"Israel acted to defend its residents from attacks by a murderous terrorist group, which has no qualms about placing Palestinian civilians, including children, in the line of fire," Prosor said.

His Palestinian counterpart, Riyad Mansour, reacted to Monday’s report by saying: “It is without doubt that Israel… flagrantly, systematically and grossly commits human rights violations against Palestinian children constituting grave violations that qualify it for such a listing.”

Hamas spokesman Fawzi Barhoum was disappointed with Israel being left off the list of shame, calling it a “state of terror.”

Ban, for his part, criticized the Palestinian group for endangering children with rocket fire in Israel and Gaza.

The Palestinian death toll in the last year’s 50-day conflict between Israel and the pro-Palestinian opposition in the Gaza Strip surpassed 2,100.

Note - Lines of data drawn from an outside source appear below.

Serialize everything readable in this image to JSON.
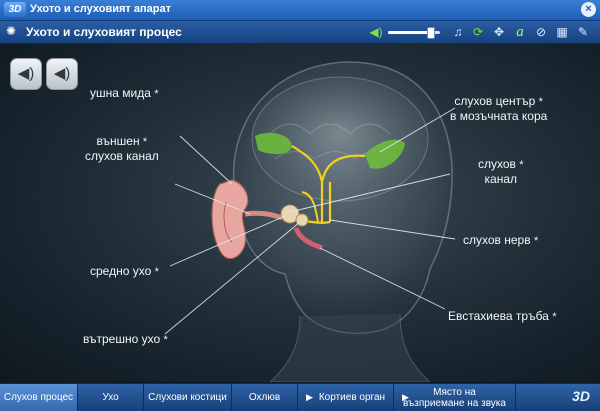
{
  "window": {
    "badge": "3D",
    "title": "Ухото и слуховият апарат",
    "close": "×"
  },
  "toolbar": {
    "heading": "Ухото и слуховият процес",
    "volume": 0.8,
    "icons": [
      "speaker-icon",
      "music-icon",
      "refresh-icon",
      "move-icon",
      "text-icon",
      "link-icon",
      "grid-icon",
      "wrench-icon"
    ]
  },
  "labels": {
    "ushna_mida": "ушна мида",
    "vanshen_1": "външен",
    "vanshen_2": "слухов канал",
    "sredno": "средно ухо",
    "vatreshno": "вътрешно ухо",
    "centar_1": "слухов център",
    "centar_2": "в мозъчната кора",
    "kanal_1": "слухов",
    "kanal_2": "канал",
    "nerv": "слухов нерв",
    "evstahieva": "Евстахиева тръба",
    "star": "*"
  },
  "tabs": [
    {
      "label": "Слухов процес",
      "active": true
    },
    {
      "label": "Ухо"
    },
    {
      "label": "Слухови костици"
    },
    {
      "label": "Охлюв"
    },
    {
      "label": "Кортиев орган"
    },
    {
      "label_1": "Място на",
      "label_2": "възприемане на звука"
    }
  ],
  "logo": "3D",
  "colors": {
    "accent": "#2c5ea4",
    "active_tab": "#4a80c4",
    "brain_green": "#6fc13a",
    "nerve_yellow": "#f2d21c",
    "ear_pink": "#e7a7a0"
  }
}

According to this year’s report on children, the Israel-Gaza conflict takes third place in deaths, with 557 children killed in 2014; this is just behind Afghanistan, with 710 child deaths, and Iraq, which became the most lethal country for children during last year, with 679 children killed. The country that took fourth place was Syria, with 368 fatalities.